Two years later, and GSK is definitely more diversified, aggressively expanding in emerging markets, entering innovative deals such as the HIV deal with Pfizer (PFE) and working on improving its pipeline. Its Stiefel acquisition is one example.

Increasingly Tough Market

But pharmaceutical companies face an increasingly tougher environment. Analysts say they have to drastically change to remain relevant, including shifting business from rich niches to global mass markets and addressing real-world health issues. In that light, Witty's humanitarian efforts take a slightly different shade.

Witty first announced early last year the initiation of a patent pool where it promised to place more than 800 patents and applications for the potential development of medicines for neglected diseases. GSK also said it will reduce the prices across least developed countries and promised to reinvest 20% of profits made from sales there. Not to worry, sales in these countries are quite low, so GSK isn't losing much.

Down the road, GSK said it will invest over $80 million in a new initiative to develop HIV/Aids medicines for children. Witty also says he's actually encouraging Indian generic companies to knock off GSK's patented drugs for sale in poor countries.

Giving Treatments Away

On Wednesday, GSK said it would give away access to some 13,500 potential malaria treatments for others to test and develop. This is after 2 million small molecules were tested in the past year to determine which has potential. The drug maker also is creating an Open Lab in Spain, where 60 scientists can use its equipment and collaborate against tropical diseases.

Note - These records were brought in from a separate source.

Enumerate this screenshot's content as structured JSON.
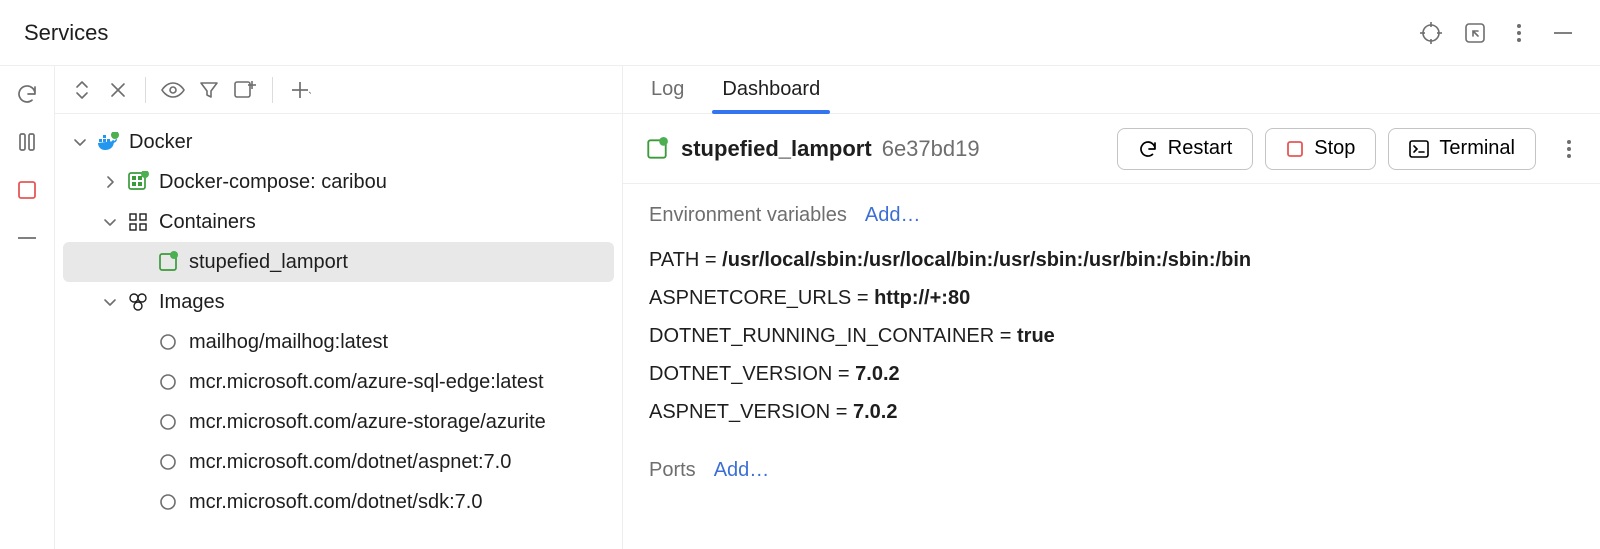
{
  "header": {
    "title": "Services"
  },
  "tree": {
    "root": {
      "label": "Docker",
      "compose": {
        "label": "Docker-compose: caribou"
      },
      "containers": {
        "label": "Containers",
        "items": [
          {
            "name": "stupefied_lamport"
          }
        ]
      },
      "images": {
        "label": "Images",
        "items": [
          {
            "name": "mailhog/mailhog:latest"
          },
          {
            "name": "mcr.microsoft.com/azure-sql-edge:latest"
          },
          {
            "name": "mcr.microsoft.com/azure-storage/azurite"
          },
          {
            "name": "mcr.microsoft.com/dotnet/aspnet:7.0"
          },
          {
            "name": "mcr.microsoft.com/dotnet/sdk:7.0"
          }
        ]
      }
    }
  },
  "detail": {
    "tabs": {
      "log": "Log",
      "dashboard": "Dashboard",
      "active": "dashboard"
    },
    "container": {
      "name": "stupefied_lamport",
      "hash": "6e37bd19"
    },
    "buttons": {
      "restart": "Restart",
      "stop": "Stop",
      "terminal": "Terminal"
    },
    "env": {
      "title": "Environment variables",
      "add": "Add…",
      "vars": [
        {
          "k": "PATH",
          "v": "/usr/local/sbin:/usr/local/bin:/usr/sbin:/usr/bin:/sbin:/bin"
        },
        {
          "k": "ASPNETCORE_URLS",
          "v": "http://+:80"
        },
        {
          "k": "DOTNET_RUNNING_IN_CONTAINER",
          "v": "true"
        },
        {
          "k": "DOTNET_VERSION",
          "v": "7.0.2"
        },
        {
          "k": "ASPNET_VERSION",
          "v": "7.0.2"
        }
      ]
    },
    "ports": {
      "title": "Ports",
      "add": "Add…"
    }
  }
}
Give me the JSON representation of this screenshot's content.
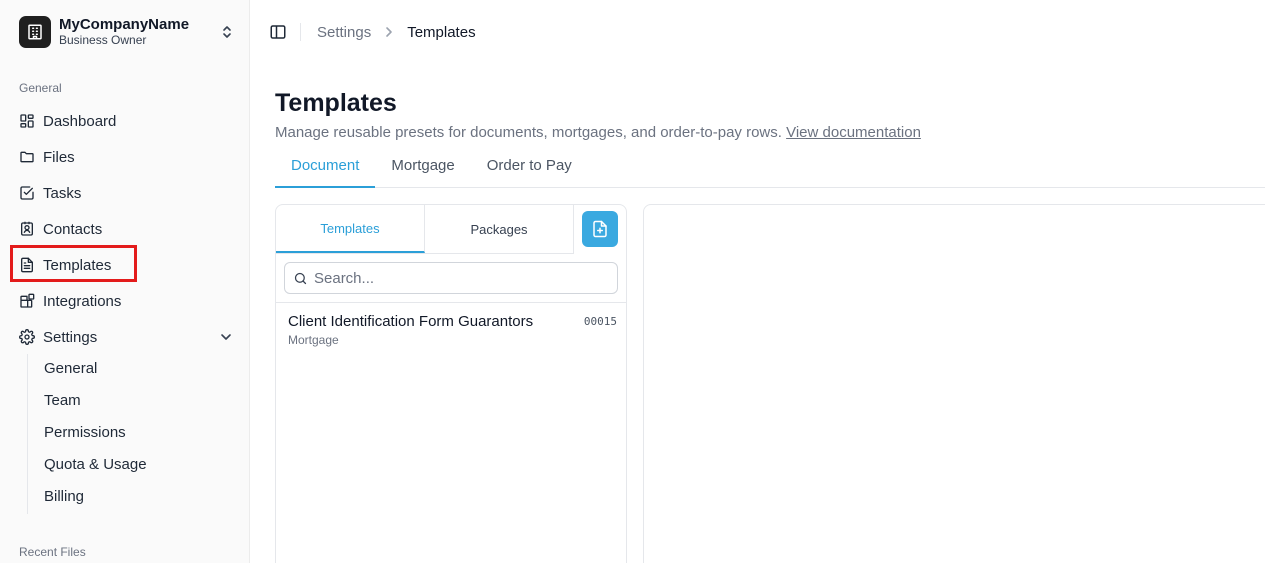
{
  "org": {
    "name": "MyCompanyName",
    "role": "Business Owner"
  },
  "sidebar": {
    "general_label": "General",
    "items": [
      {
        "label": "Dashboard",
        "icon": "dashboard-icon"
      },
      {
        "label": "Files",
        "icon": "folder-icon"
      },
      {
        "label": "Tasks",
        "icon": "checkbox-icon"
      },
      {
        "label": "Contacts",
        "icon": "contact-icon"
      },
      {
        "label": "Templates",
        "icon": "document-icon"
      },
      {
        "label": "Integrations",
        "icon": "blocks-icon"
      },
      {
        "label": "Settings",
        "icon": "gear-icon"
      }
    ],
    "settings_subitems": [
      "General",
      "Team",
      "Permissions",
      "Quota & Usage",
      "Billing"
    ],
    "recent_label": "Recent Files"
  },
  "breadcrumb": {
    "parent": "Settings",
    "current": "Templates"
  },
  "page": {
    "title": "Templates",
    "description": "Manage reusable presets for documents, mortgages, and order-to-pay rows.",
    "doc_link": "View documentation"
  },
  "tabs": [
    "Document",
    "Mortgage",
    "Order to Pay"
  ],
  "list_panel": {
    "subtabs": [
      "Templates",
      "Packages"
    ],
    "search_placeholder": "Search...",
    "items": [
      {
        "title": "Client Identification Form Guarantors",
        "category": "Mortgage",
        "code": "00015"
      }
    ]
  },
  "colors": {
    "accent": "#2b9fd8",
    "highlight": "#e31b1b",
    "button": "#3aa9e0"
  }
}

Meanwhile, GSK hopes to seek approval by 2012 for its experimental malaria vaccine. Glaxo will limit its profit margin on the vaccine to 5% and contribute proceeds to its tropical disease research budget. Malaria strikes about 250 million people each year and kills more than 880,000, mostly children under age five, according to the World Health Organization. More than 1 billion people -- a sixth of the world's population -- suffer from one or more neglected tropical diseases, according to the WHO.

So, are Witty's efforts genuine or really more like public relations stunts that don't cost the company much? Well, Witty also made changes at GSK relating to policy and ethics, such as voluntarily stopping all corporate political contributions worldwide. He also capped payments to doctors and published a list of fees paid to U.S. health care professionals. So, perhaps his efforts are legit.

Little To Lose?

On the other hand, GSK hasn't answered yet the call to join an HIV/Aids patent pool. Since HIV is a lucrative market, his critics claim he limits his efforts to areas where there is little to lose.

Perhaps it is his stints as managing director for Glaxo South Africa and area director for South and East Africa that makes him remember a region of the world others often tend to forget -- and perhaps it is for other reasons. Regardless, there's no doubt such measures can only be beneficial and put pressure on other Big Pharmas to follow suit.

Companies including Novartis AG (NVS), Pfizer, Sanofi-Aventis (SNY), Merck (MRK), Johnson & Johnson (JNJ), Bayer and others have all either created initiatives, donated money and pharmaceutical supplies in the past to fight tropical diseases, according to Bloomberg.
Read Full Story

From Our Partners